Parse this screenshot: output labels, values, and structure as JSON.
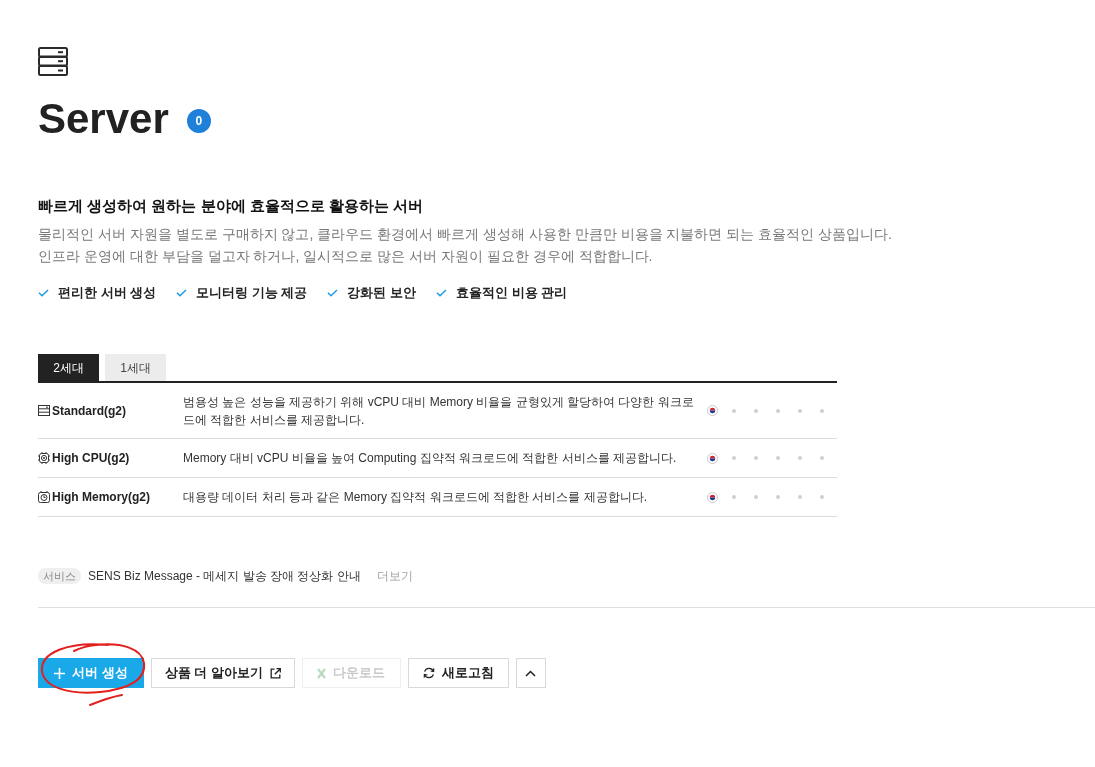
{
  "header": {
    "title": "Server",
    "count": "0"
  },
  "intro": {
    "heading": "빠르게 생성하여 원하는 분야에 효율적으로 활용하는 서버",
    "description": [
      "물리적인 서버 자원을 별도로 구매하지 않고, 클라우드 환경에서 빠르게 생성해 사용한 만큼만 비용을 지불하면 되는 효율적인 상품입니다.",
      "인프라 운영에 대한 부담을 덜고자 하거나, 일시적으로 많은 서버 자원이 필요한 경우에 적합합니다."
    ],
    "features": [
      "편리한 서버 생성",
      "모니터링 기능 제공",
      "강화된 보안",
      "효율적인 비용 관리"
    ]
  },
  "tabs": [
    {
      "label": "2세대",
      "selected": true
    },
    {
      "label": "1세대",
      "selected": false
    }
  ],
  "table": {
    "rows": [
      {
        "kind": "standard",
        "name": "Standard(g2)",
        "description": "범용성 높은 성능을 제공하기 위해 vCPU 대비 Memory 비율을 균형있게 할당하여 다양한 워크로드에 적합한 서비스를 제공합니다.",
        "regions": [
          {
            "available": true
          },
          {
            "available": false
          },
          {
            "available": false
          },
          {
            "available": false
          },
          {
            "available": false
          },
          {
            "available": false
          }
        ]
      },
      {
        "kind": "cpu",
        "name": "High CPU(g2)",
        "description": "Memory 대비 vCPU 비율을 높여 Computing 집약적 워크로드에 적합한 서비스를 제공합니다.",
        "regions": [
          {
            "available": true
          },
          {
            "available": false
          },
          {
            "available": false
          },
          {
            "available": false
          },
          {
            "available": false
          },
          {
            "available": false
          }
        ]
      },
      {
        "kind": "memory",
        "name": "High Memory(g2)",
        "description": "대용량 데이터 처리 등과 같은 Memory 집약적 워크로드에 적합한 서비스를 제공합니다.",
        "regions": [
          {
            "available": true
          },
          {
            "available": false
          },
          {
            "available": false
          },
          {
            "available": false
          },
          {
            "available": false
          },
          {
            "available": false
          }
        ]
      }
    ]
  },
  "notice": {
    "tag": "서비스",
    "text": "SENS Biz Message - 메세지 발송 장애 정상화 안내",
    "link": "더보기"
  },
  "buttons": [
    {
      "kind": "create",
      "label": "서버 생성",
      "disabled": false
    },
    {
      "kind": "external",
      "label": "상품 더 알아보기",
      "disabled": false
    },
    {
      "kind": "download",
      "label": "다운로드",
      "disabled": true
    },
    {
      "kind": "refresh",
      "label": "새로고침",
      "disabled": false
    },
    {
      "kind": "collapse",
      "disabled": false
    }
  ]
}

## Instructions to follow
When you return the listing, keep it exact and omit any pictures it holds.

## Task output
Parse this screenshot: output labels, values, and structure as JSON.
{
  "header": {
    "title": "Server",
    "count": "0"
  },
  "intro": {
    "heading": "빠르게 생성하여 원하는 분야에 효율적으로 활용하는 서버",
    "description": [
      "물리적인 서버 자원을 별도로 구매하지 않고, 클라우드 환경에서 빠르게 생성해 사용한 만큼만 비용을 지불하면 되는 효율적인 상품입니다.",
      "인프라 운영에 대한 부담을 덜고자 하거나, 일시적으로 많은 서버 자원이 필요한 경우에 적합합니다."
    ],
    "features": [
      "편리한 서버 생성",
      "모니터링 기능 제공",
      "강화된 보안",
      "효율적인 비용 관리"
    ]
  },
  "tabs": [
    {
      "label": "2세대",
      "selected": true
    },
    {
      "label": "1세대",
      "selected": false
    }
  ],
  "table": {
    "rows": [
      {
        "kind": "standard",
        "name": "Standard(g2)",
        "description": "범용성 높은 성능을 제공하기 위해 vCPU 대비 Memory 비율을 균형있게 할당하여 다양한 워크로드에 적합한 서비스를 제공합니다.",
        "regions": [
          {
            "available": true
          },
          {
            "available": false
          },
          {
            "available": false
          },
          {
            "available": false
          },
          {
            "available": false
          },
          {
            "available": false
          }
        ]
      },
      {
        "kind": "cpu",
        "name": "High CPU(g2)",
        "description": "Memory 대비 vCPU 비율을 높여 Computing 집약적 워크로드에 적합한 서비스를 제공합니다.",
        "regions": [
          {
            "available": true
          },
          {
            "available": false
          },
          {
            "available": false
          },
          {
            "available": false
          },
          {
            "available": false
          },
          {
            "available": false
          }
        ]
      },
      {
        "kind": "memory",
        "name": "High Memory(g2)",
        "description": "대용량 데이터 처리 등과 같은 Memory 집약적 워크로드에 적합한 서비스를 제공합니다.",
        "regions": [
          {
            "available": true
          },
          {
            "available": false
          },
          {
            "available": false
          },
          {
            "available": false
          },
          {
            "available": false
          },
          {
            "available": false
          }
        ]
      }
    ]
  },
  "notice": {
    "tag": "서비스",
    "text": "SENS Biz Message - 메세지 발송 장애 정상화 안내",
    "link": "더보기"
  },
  "buttons": [
    {
      "kind": "create",
      "label": "서버 생성",
      "disabled": false
    },
    {
      "kind": "external",
      "label": "상품 더 알아보기",
      "disabled": false
    },
    {
      "kind": "download",
      "label": "다운로드",
      "disabled": true
    },
    {
      "kind": "refresh",
      "label": "새로고침",
      "disabled": false
    },
    {
      "kind": "collapse",
      "disabled": false
    }
  ]
}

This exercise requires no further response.